America should take note of this dilemma when it comes to immigration, assimilation, and the Muslim community in the United States. We must find a middle ground between the extreme multiculturalism of Britain, where the state allows parallel Sharia courts to mete out justice according to Islamic law, and French Universalism, which forbids even asking questions about religion, ethnicity, and race in its official census.
For the most part, America has struck a healthy balance. We require some level of assimilation but also insist on the separation of church and state while allowing individual differences and protecting religious liberties. However, we should be on alert, because this balance can easily slide.
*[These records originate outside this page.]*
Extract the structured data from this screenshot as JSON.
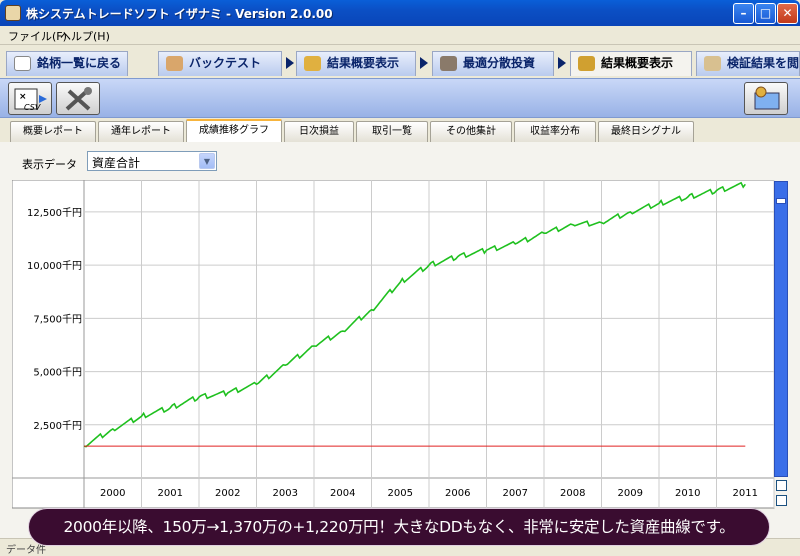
{
  "window": {
    "title": "株システムトレードソフト イザナミ - Version 2.0.00"
  },
  "menu": [
    {
      "label": "ファイル(F)"
    },
    {
      "label": "ヘルプ(H)"
    }
  ],
  "main_tabs": [
    {
      "label": "銘柄一覧に戻る"
    },
    {
      "label": "バックテスト"
    },
    {
      "label": "結果概要表示"
    },
    {
      "label": "最適分散投資"
    },
    {
      "label": "結果概要表示"
    },
    {
      "label": "検証結果を閲"
    }
  ],
  "toolbar": {
    "csv_label": "CSV"
  },
  "sub_tabs": [
    {
      "label": "概要レポート"
    },
    {
      "label": "通年レポート"
    },
    {
      "label": "成績推移グラフ"
    },
    {
      "label": "日次損益"
    },
    {
      "label": "取引一覧"
    },
    {
      "label": "その他集計"
    },
    {
      "label": "収益率分布"
    },
    {
      "label": "最終日シグナル"
    }
  ],
  "display": {
    "label": "表示データ",
    "selected": "資産合計"
  },
  "chart_data": {
    "type": "line",
    "x_categories": [
      "2000",
      "2001",
      "2002",
      "2003",
      "2004",
      "2005",
      "2006",
      "2007",
      "2008",
      "2009",
      "2010",
      "2011"
    ],
    "y_ticks": [
      {
        "value": 2500,
        "label": "2,500千円"
      },
      {
        "value": 5000,
        "label": "5,000千円"
      },
      {
        "value": 7500,
        "label": "7,500千円"
      },
      {
        "value": 10000,
        "label": "10,000千円"
      },
      {
        "value": 12500,
        "label": "12,500千円"
      }
    ],
    "ylim": [
      0,
      14000
    ],
    "grid": true,
    "series": [
      {
        "color": "#1fc01f",
        "x": [
          2000.0,
          2000.5,
          2001.0,
          2001.5,
          2002.0,
          2002.5,
          2003.0,
          2003.5,
          2004.0,
          2004.5,
          2005.0,
          2005.5,
          2006.0,
          2006.5,
          2007.0,
          2007.5,
          2008.0,
          2008.5,
          2009.0,
          2009.5,
          2010.0,
          2010.5,
          2011.0,
          2011.5
        ],
        "values": [
          1500,
          2300,
          2900,
          3300,
          3800,
          4000,
          4400,
          5300,
          6200,
          6900,
          7900,
          9200,
          10000,
          10400,
          10700,
          11000,
          11500,
          11900,
          12000,
          12500,
          12900,
          13200,
          13500,
          13800
        ]
      },
      {
        "color": "#e02020",
        "x": [
          2000.0,
          2011.5
        ],
        "values": [
          1500,
          1500
        ]
      }
    ]
  },
  "banner": {
    "text": "2000年以降、150万→1,370万の+1,220万円！大きなDDもなく、非常に安定した資産曲線です。"
  },
  "status": {
    "text": "データ件"
  }
}
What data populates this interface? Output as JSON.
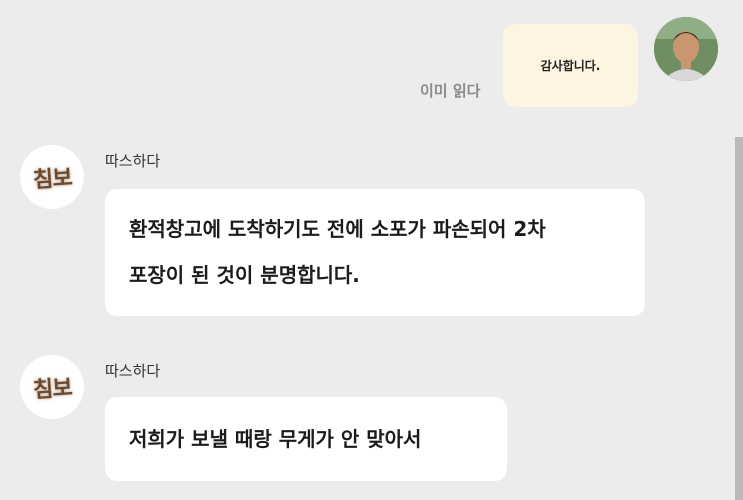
{
  "outgoing": {
    "read_status": "이미 읽다",
    "message": "감사합니다."
  },
  "messages": [
    {
      "sender": "따스하다",
      "avatar_text": "침보",
      "text": "환적창고에 도착하기도 전에 소포가 파손되어 2차\n포장이 된 것이 분명합니다."
    },
    {
      "sender": "따스하다",
      "avatar_text": "침보",
      "text": "저희가 보낼 때랑 무게가 안 맞아서"
    }
  ],
  "colors": {
    "background": "#ececec",
    "outgoing_bubble": "#fdf5e2",
    "incoming_bubble": "#ffffff",
    "read_status": "#8b8b8b"
  }
}
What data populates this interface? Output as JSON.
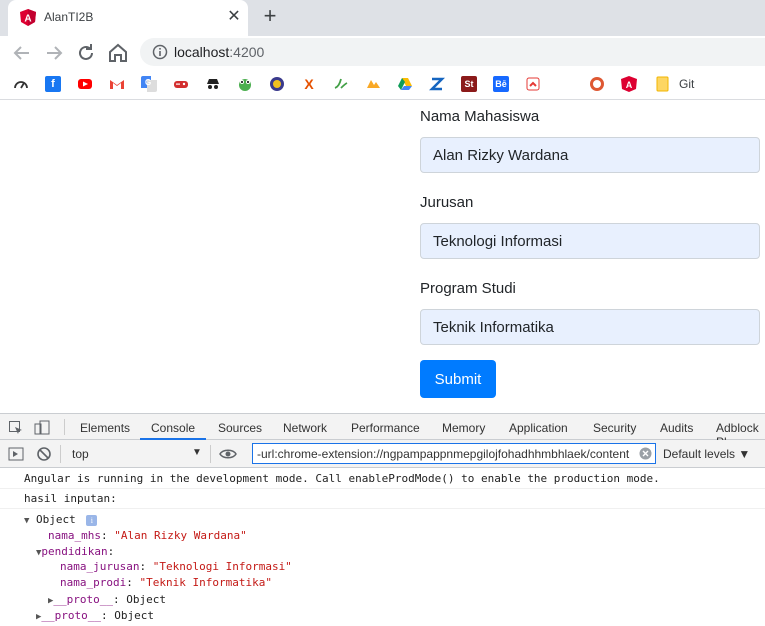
{
  "browser": {
    "tab_title": "AlanTI2B",
    "tab_close": "✕",
    "new_tab": "+",
    "url_host": "localhost",
    "url_port": ":4200"
  },
  "bookmarks": {
    "git_label": "Git"
  },
  "form": {
    "nama_label": "Nama Mahasiswa",
    "nama_value": "Alan Rizky Wardana",
    "jurusan_label": "Jurusan",
    "jurusan_value": "Teknologi Informasi",
    "prodi_label": "Program Studi",
    "prodi_value": "Teknik Informatika",
    "submit_label": "Submit"
  },
  "devtools": {
    "tabs": [
      "Elements",
      "Console",
      "Sources",
      "Network",
      "Performance",
      "Memory",
      "Application",
      "Security",
      "Audits",
      "Adblock Pl"
    ],
    "context": "top",
    "filter_value": "-url:chrome-extension://ngpampappnmepgilojfohadhhmbhlaek/content",
    "levels": "Default levels ▼"
  },
  "console": {
    "line1": "Angular is running in the development mode. Call enableProdMode() to enable the production mode.",
    "line2": "hasil inputan:",
    "object": "Object",
    "nama_mhs_key": "nama_mhs",
    "nama_mhs_val": "\"Alan Rizky Wardana\"",
    "pendidikan_key": "pendidikan",
    "nama_jurusan_key": "nama_jurusan",
    "nama_jurusan_val": "\"Teknologi Informasi\"",
    "nama_prodi_key": "nama_prodi",
    "nama_prodi_val": "\"Teknik Informatika\"",
    "proto_key": "__proto__",
    "proto_val": "Object"
  }
}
France has made a series of dangerous mistakes that immigration reform can’t fix. They have alienated a community of Muslims five million strong, and the youths in this community are doubling down on their Muslim identity. Because radical Islam considers itself at war with the West, it appeals to young people who want to reject the Western culture and society they feel has rejected them. So they turn to a fundamentalist interpretation of Islam, often finding their inspiration in prisons, where Arab youths are frequently radicalized. As the French prime minister to the U.S. said in an interview this week, this gives them a raison d’être.